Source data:
○ ○ ○ ○ ○

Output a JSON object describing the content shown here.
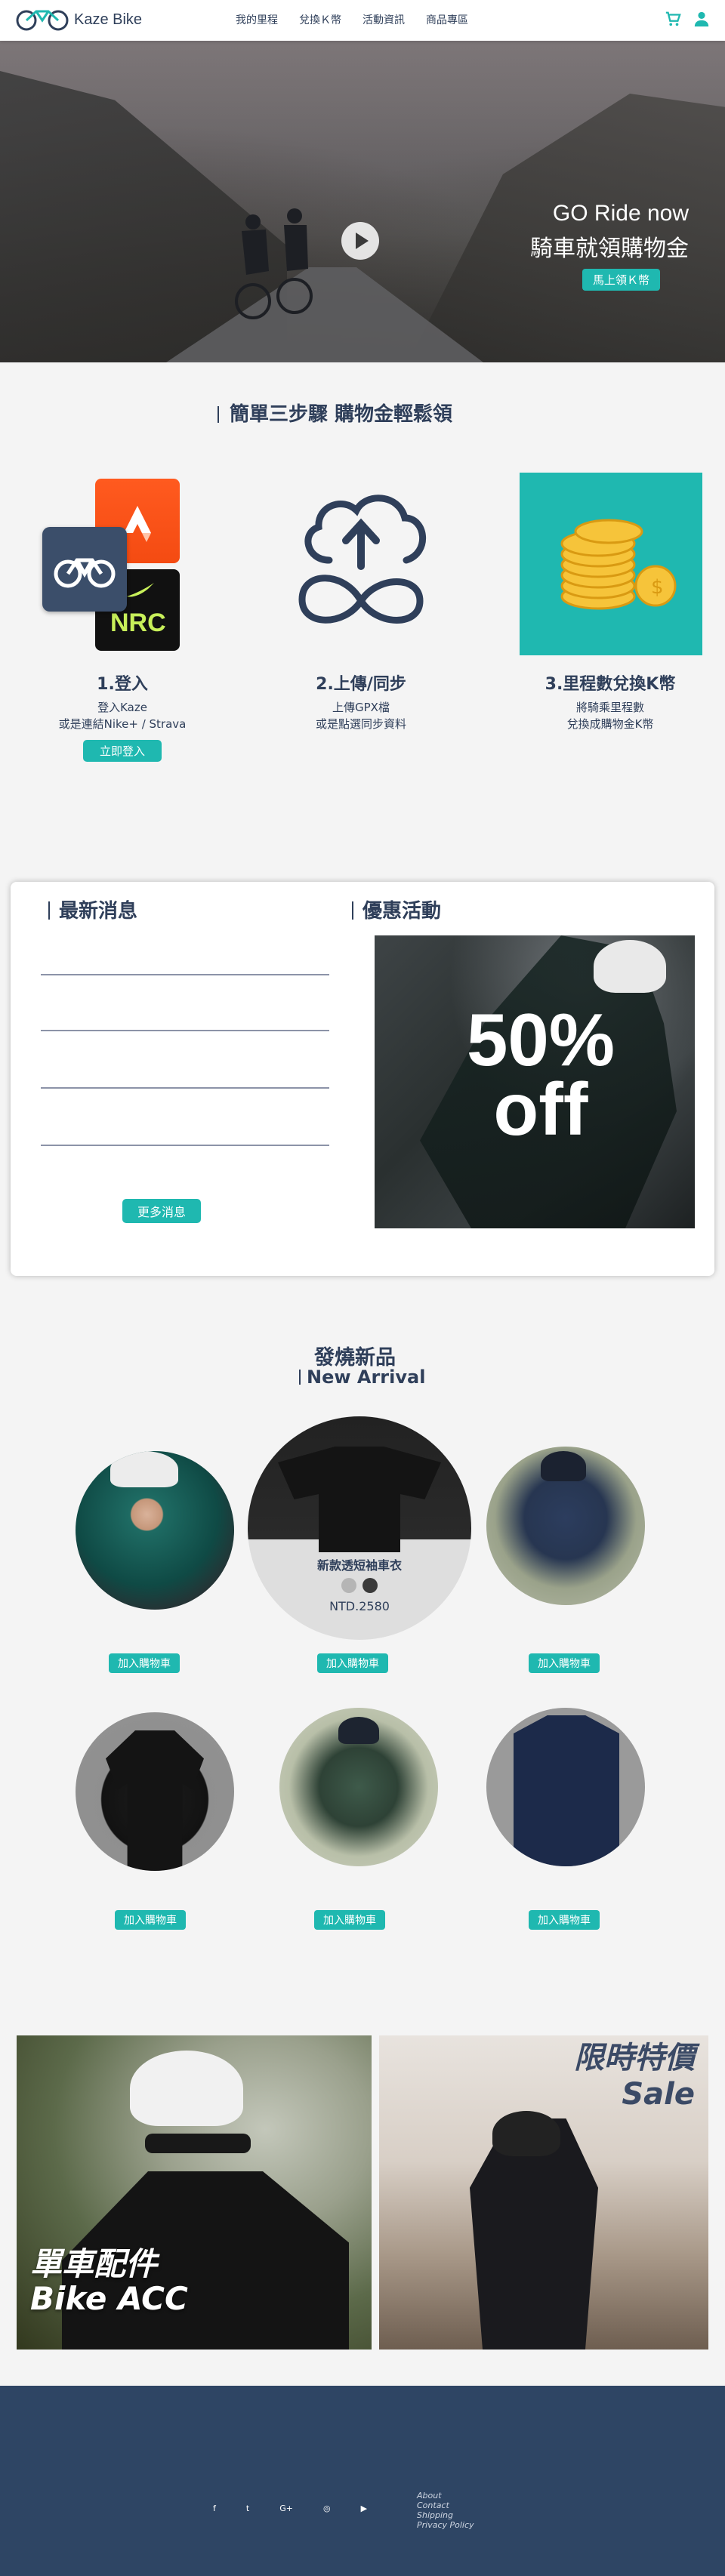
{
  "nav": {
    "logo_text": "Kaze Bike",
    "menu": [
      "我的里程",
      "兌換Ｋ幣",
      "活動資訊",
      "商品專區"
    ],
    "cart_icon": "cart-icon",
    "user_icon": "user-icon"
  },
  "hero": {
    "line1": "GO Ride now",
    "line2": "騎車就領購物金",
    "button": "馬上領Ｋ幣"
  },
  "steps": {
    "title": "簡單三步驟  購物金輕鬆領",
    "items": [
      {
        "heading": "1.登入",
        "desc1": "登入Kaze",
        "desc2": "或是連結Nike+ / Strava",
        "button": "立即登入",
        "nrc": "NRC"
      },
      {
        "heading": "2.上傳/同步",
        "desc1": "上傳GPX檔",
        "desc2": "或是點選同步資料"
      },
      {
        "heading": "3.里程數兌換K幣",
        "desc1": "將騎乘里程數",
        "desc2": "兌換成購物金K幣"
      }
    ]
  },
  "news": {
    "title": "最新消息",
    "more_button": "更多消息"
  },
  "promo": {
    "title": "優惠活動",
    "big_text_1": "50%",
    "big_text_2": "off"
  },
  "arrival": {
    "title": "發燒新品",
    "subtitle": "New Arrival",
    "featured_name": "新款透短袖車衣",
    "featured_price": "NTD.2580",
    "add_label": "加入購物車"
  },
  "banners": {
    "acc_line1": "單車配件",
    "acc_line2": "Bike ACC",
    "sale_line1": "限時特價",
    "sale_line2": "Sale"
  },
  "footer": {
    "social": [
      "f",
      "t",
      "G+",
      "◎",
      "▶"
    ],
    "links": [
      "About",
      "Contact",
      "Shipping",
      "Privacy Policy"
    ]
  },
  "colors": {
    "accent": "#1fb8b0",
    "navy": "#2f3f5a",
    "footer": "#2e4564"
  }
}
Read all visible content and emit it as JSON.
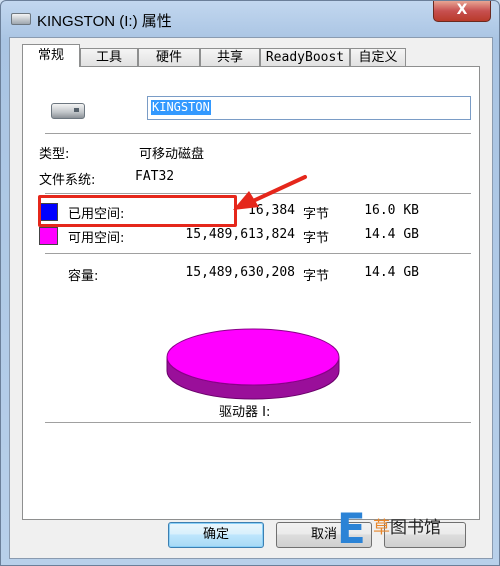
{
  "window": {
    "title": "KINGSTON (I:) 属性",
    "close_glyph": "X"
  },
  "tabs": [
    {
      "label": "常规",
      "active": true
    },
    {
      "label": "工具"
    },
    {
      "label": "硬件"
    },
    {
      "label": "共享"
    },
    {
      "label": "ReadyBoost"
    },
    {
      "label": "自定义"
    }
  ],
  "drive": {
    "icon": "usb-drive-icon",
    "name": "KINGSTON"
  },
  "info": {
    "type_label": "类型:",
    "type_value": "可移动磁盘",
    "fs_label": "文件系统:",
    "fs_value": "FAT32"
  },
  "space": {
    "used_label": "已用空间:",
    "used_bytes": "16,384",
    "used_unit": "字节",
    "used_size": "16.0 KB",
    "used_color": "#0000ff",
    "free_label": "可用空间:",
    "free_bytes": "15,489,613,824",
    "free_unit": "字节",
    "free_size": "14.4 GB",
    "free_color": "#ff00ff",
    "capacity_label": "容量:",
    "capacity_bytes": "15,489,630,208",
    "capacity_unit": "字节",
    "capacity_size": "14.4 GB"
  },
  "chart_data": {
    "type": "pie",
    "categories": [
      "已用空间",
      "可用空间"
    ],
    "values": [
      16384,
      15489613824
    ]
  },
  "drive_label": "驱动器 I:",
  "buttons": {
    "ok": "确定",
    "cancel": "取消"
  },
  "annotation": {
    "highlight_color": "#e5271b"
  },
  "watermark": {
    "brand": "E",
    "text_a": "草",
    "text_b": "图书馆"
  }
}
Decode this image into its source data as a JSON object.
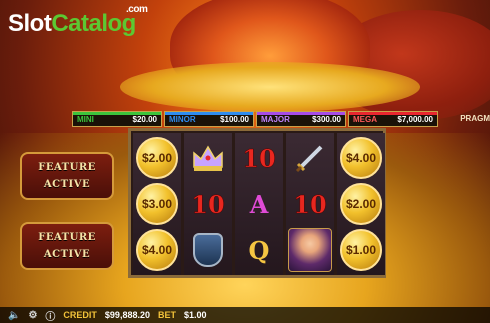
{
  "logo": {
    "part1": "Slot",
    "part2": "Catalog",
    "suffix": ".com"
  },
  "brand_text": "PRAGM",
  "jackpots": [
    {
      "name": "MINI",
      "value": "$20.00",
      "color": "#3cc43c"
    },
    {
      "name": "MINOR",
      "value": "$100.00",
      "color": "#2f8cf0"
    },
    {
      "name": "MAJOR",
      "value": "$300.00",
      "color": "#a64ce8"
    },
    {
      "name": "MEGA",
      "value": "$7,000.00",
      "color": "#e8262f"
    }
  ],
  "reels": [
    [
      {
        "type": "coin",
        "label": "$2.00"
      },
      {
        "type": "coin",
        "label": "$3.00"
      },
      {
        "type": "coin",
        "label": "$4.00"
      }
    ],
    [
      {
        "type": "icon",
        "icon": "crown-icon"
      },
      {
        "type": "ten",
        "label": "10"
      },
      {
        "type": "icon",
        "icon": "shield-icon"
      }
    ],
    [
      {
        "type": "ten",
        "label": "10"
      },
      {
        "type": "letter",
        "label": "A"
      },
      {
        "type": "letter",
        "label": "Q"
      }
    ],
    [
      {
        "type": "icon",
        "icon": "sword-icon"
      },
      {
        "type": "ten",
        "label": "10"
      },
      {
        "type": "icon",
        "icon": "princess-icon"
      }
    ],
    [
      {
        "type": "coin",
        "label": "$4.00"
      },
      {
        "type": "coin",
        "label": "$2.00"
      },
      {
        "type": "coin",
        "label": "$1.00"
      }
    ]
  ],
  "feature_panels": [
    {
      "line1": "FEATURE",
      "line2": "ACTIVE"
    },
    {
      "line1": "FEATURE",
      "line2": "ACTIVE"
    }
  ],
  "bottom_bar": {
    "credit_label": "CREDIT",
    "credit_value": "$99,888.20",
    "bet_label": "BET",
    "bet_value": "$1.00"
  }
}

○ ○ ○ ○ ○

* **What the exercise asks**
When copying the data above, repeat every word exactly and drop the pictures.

* **Answer to this exercise**
Output a JSON object describing the content shown here.
{
  "nav": {
    "logo_text": "Kaze Bike",
    "menu": [
      "我的里程",
      "兌換Ｋ幣",
      "活動資訊",
      "商品專區"
    ],
    "cart_icon": "cart-icon",
    "user_icon": "user-icon"
  },
  "hero": {
    "line1": "GO Ride now",
    "line2": "騎車就領購物金",
    "button": "馬上領Ｋ幣"
  },
  "steps": {
    "title": "簡單三步驟  購物金輕鬆領",
    "items": [
      {
        "heading": "1.登入",
        "desc1": "登入Kaze",
        "desc2": "或是連結Nike+ / Strava",
        "button": "立即登入",
        "nrc": "NRC"
      },
      {
        "heading": "2.上傳/同步",
        "desc1": "上傳GPX檔",
        "desc2": "或是點選同步資料"
      },
      {
        "heading": "3.里程數兌換K幣",
        "desc1": "將騎乘里程數",
        "desc2": "兌換成購物金K幣"
      }
    ]
  },
  "news": {
    "title": "最新消息",
    "more_button": "更多消息"
  },
  "promo": {
    "title": "優惠活動",
    "big_text_1": "50%",
    "big_text_2": "off"
  },
  "arrival": {
    "title": "發燒新品",
    "subtitle": "New Arrival",
    "featured_name": "新款透短袖車衣",
    "featured_price": "NTD.2580",
    "add_label": "加入購物車"
  },
  "banners": {
    "acc_line1": "單車配件",
    "acc_line2": "Bike ACC",
    "sale_line1": "限時特價",
    "sale_line2": "Sale"
  },
  "footer": {
    "social": [
      "f",
      "t",
      "G+",
      "◎",
      "▶"
    ],
    "links": [
      "About",
      "Contact",
      "Shipping",
      "Privacy Policy"
    ]
  },
  "colors": {
    "accent": "#1fb8b0",
    "navy": "#2f3f5a",
    "footer": "#2e4564"
  }
}
Read all visible content and emit it as JSON.
{
  "window": {
    "title": "KINGSTON (I:) 属性",
    "close_glyph": "X"
  },
  "tabs": [
    {
      "label": "常规",
      "active": true
    },
    {
      "label": "工具"
    },
    {
      "label": "硬件"
    },
    {
      "label": "共享"
    },
    {
      "label": "ReadyBoost"
    },
    {
      "label": "自定义"
    }
  ],
  "drive": {
    "icon": "usb-drive-icon",
    "name": "KINGSTON"
  },
  "info": {
    "type_label": "类型:",
    "type_value": "可移动磁盘",
    "fs_label": "文件系统:",
    "fs_value": "FAT32"
  },
  "space": {
    "used_label": "已用空间:",
    "used_bytes": "16,384",
    "used_unit": "字节",
    "used_size": "16.0 KB",
    "used_color": "#0000ff",
    "free_label": "可用空间:",
    "free_bytes": "15,489,613,824",
    "free_unit": "字节",
    "free_size": "14.4 GB",
    "free_color": "#ff00ff",
    "capacity_label": "容量:",
    "capacity_bytes": "15,489,630,208",
    "capacity_unit": "字节",
    "capacity_size": "14.4 GB"
  },
  "chart_data": {
    "type": "pie",
    "categories": [
      "已用空间",
      "可用空间"
    ],
    "values": [
      16384,
      15489613824
    ]
  },
  "drive_label": "驱动器 I:",
  "buttons": {
    "ok": "确定",
    "cancel": "取消"
  },
  "annotation": {
    "highlight_color": "#e5271b"
  },
  "watermark": {
    "brand": "E",
    "text_a": "草",
    "text_b": "图书馆"
  }
}
Decode this image into its source data as a JSON object.
{
  "logo": {
    "part1": "Slot",
    "part2": "Catalog",
    "suffix": ".com"
  },
  "brand_text": "PRAGM",
  "jackpots": [
    {
      "name": "MINI",
      "value": "$20.00",
      "color": "#3cc43c"
    },
    {
      "name": "MINOR",
      "value": "$100.00",
      "color": "#2f8cf0"
    },
    {
      "name": "MAJOR",
      "value": "$300.00",
      "color": "#a64ce8"
    },
    {
      "name": "MEGA",
      "value": "$7,000.00",
      "color": "#e8262f"
    }
  ],
  "reels": [
    [
      {
        "type": "coin",
        "label": "$2.00"
      },
      {
        "type": "coin",
        "label": "$3.00"
      },
      {
        "type": "coin",
        "label": "$4.00"
      }
    ],
    [
      {
        "type": "icon",
        "icon": "crown-icon"
      },
      {
        "type": "ten",
        "label": "10"
      },
      {
        "type": "icon",
        "icon": "shield-icon"
      }
    ],
    [
      {
        "type": "ten",
        "label": "10"
      },
      {
        "type": "letter",
        "label": "A"
      },
      {
        "type": "letter",
        "label": "Q"
      }
    ],
    [
      {
        "type": "icon",
        "icon": "sword-icon"
      },
      {
        "type": "ten",
        "label": "10"
      },
      {
        "type": "icon",
        "icon": "princess-icon"
      }
    ],
    [
      {
        "type": "coin",
        "label": "$4.00"
      },
      {
        "type": "coin",
        "label": "$2.00"
      },
      {
        "type": "coin",
        "label": "$1.00"
      }
    ]
  ],
  "feature_panels": [
    {
      "line1": "FEATURE",
      "line2": "ACTIVE"
    },
    {
      "line1": "FEATURE",
      "line2": "ACTIVE"
    }
  ],
  "bottom_bar": {
    "credit_label": "CREDIT",
    "credit_value": "$99,888.20",
    "bet_label": "BET",
    "bet_value": "$1.00"
  }
}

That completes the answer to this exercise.